As I stood pacing by the stove, I was struck by how this principle of having it done now invades everything from our kitchens to our relationships.  In life and relationships we want problems to be resolved, and quickly.  I see this frequently when I sit with a couple when there has been a breach of trust between the partners; anything from an exposed lie to an affair.  The offending partner, though they are often very sorry and working hard to rebuild trust, can become impatient when that trust is not rebuilt within a few weeks.  Because they are working hard, they begin to take offense when their mate has “bad days” when the hurt flashes back into their minds and the distrust resurfaces.

Our culture, and I think our human nature in general, has little patience for long-haul relationship maintenance. We have a tendency not to allow for the fact that we are all in process.  We expect that when we communicate to someone that they have hurt us, they should immediately be able to rectify their behavior.  We do not often leave room for the idea that the other person may need time to grow into a new way of being.  When they fail, as most people will when they are attempting to change significantly, we brand them as incapable or unwilling, and keep them at a distance.

We especially need this patience when we are helping our children grow up.  The way they learn how to be patient, responsible people is by seeing and living with patient and responsible adults.  They will of course demonstrate poor behavior.  Most often this is not because they are defiant or rebellious, but rather because they are trying to figure out how to manage in that circumstance.  They need a good model to learn a better way than what they can come up with as a child. And they need to see that good model over and over and over again before they can understand and implement it themselves.
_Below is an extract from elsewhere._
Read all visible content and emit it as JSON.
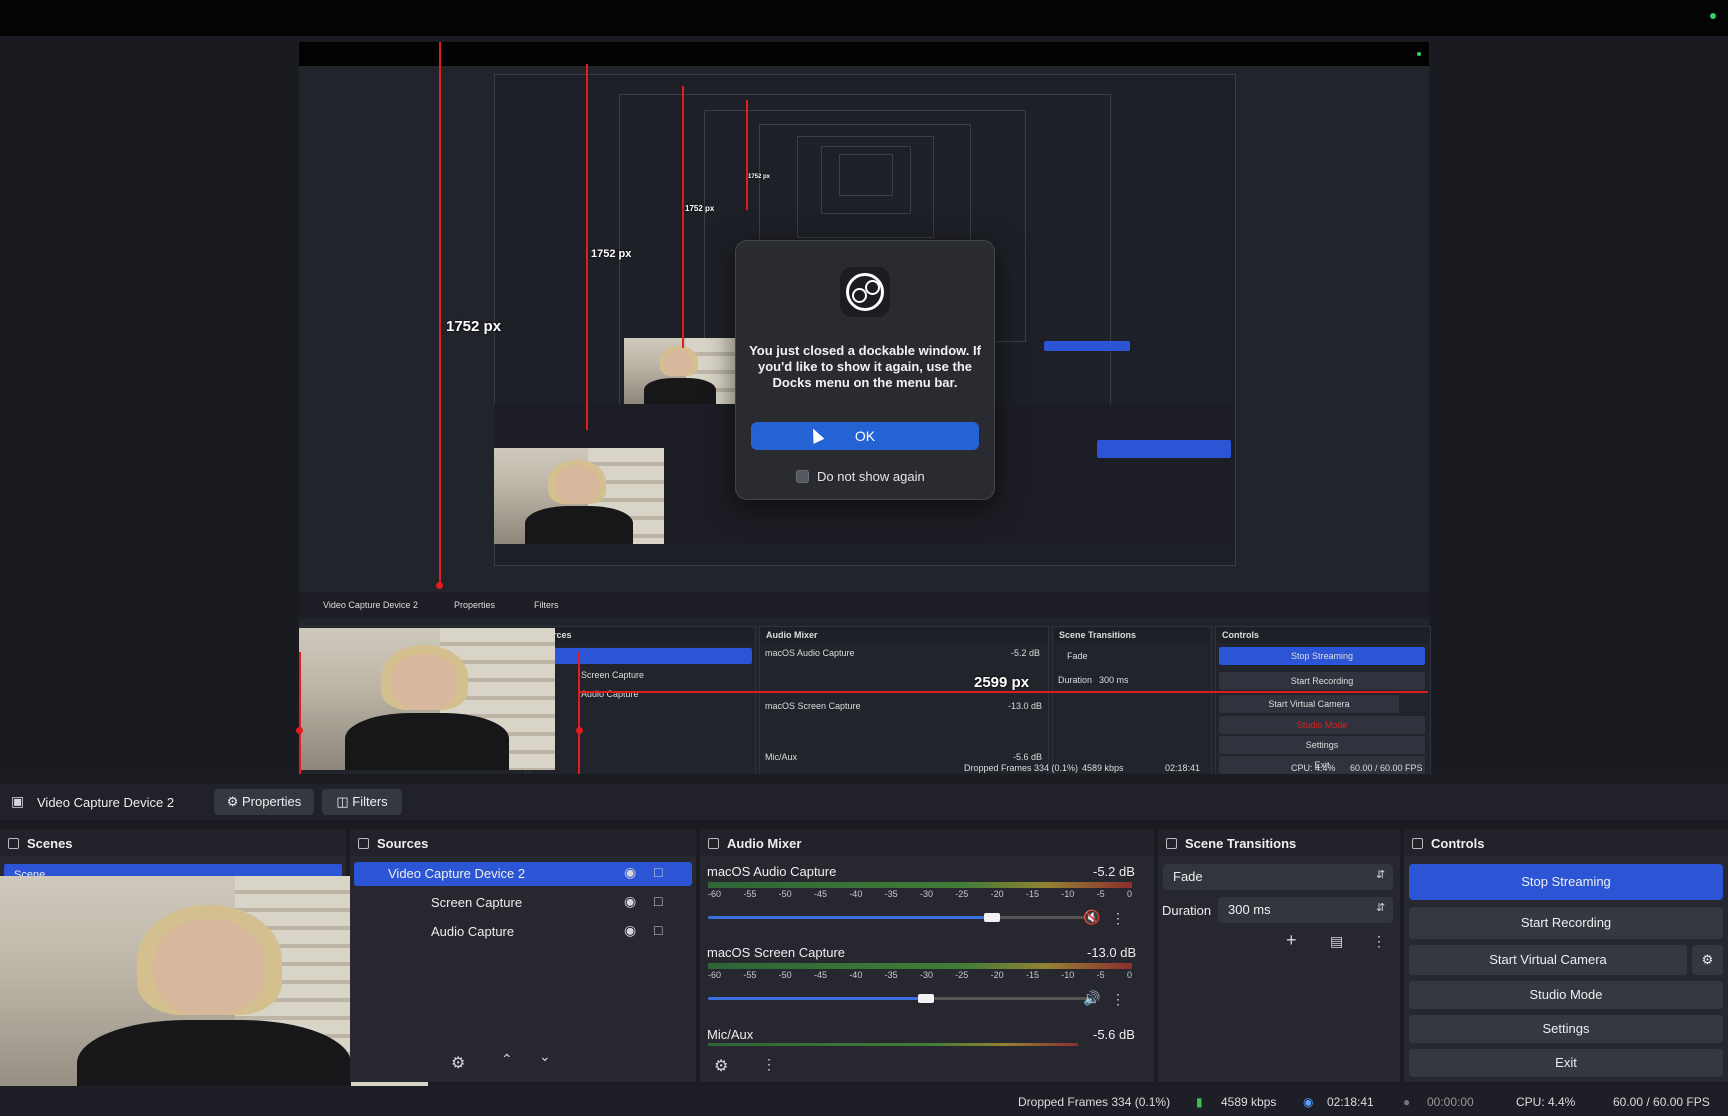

Every relationship takes time and effort in order to maintain and grow it, whether with adults or children.  To get a tiny glimpse of what is required, try unplugging the microwave for a week.

Gloomy weather, gloomy mood

By: Katy Martin, LPC

Is it just me, or does it feel like it’s FINALLY Fall?  It IS November, after all.  The weather is cooler, the leaves are changing and dropping, and time has fallen back.  It’s great for backyard fires, football, walks outside, and playing in leaves.  Well, some of us look forward to these things.
Along with the crisp weather, can bring some gloominess.  A change in mood, along with a change in temperature.  Have you ever paid attention to how the changing seasons affect you?  Seasonal Affective Disorder is a real thing, and I think it often gets overlooked with the distraction and excitement of the upcoming holidays.  Some characteristics include but are not limited to sadness, fatigue, and hopeless thoughts.  These depressive symptoms can feel as gray as the clouds outside.
We are all affected by change, some more than others.  I’d encourage you to explore the severity of your feelings and talk to someone.  There are simple things we can do to combat the winter blues: finding time to exercise, avoiding isolation by making plans with others, eating well, and exposure to sunlight when possible or even light therapy.  Some times it’s helpful to speak with your doctor or counselor if it’s affecting your daily life.
Don’t let the winter blues get the best of you!!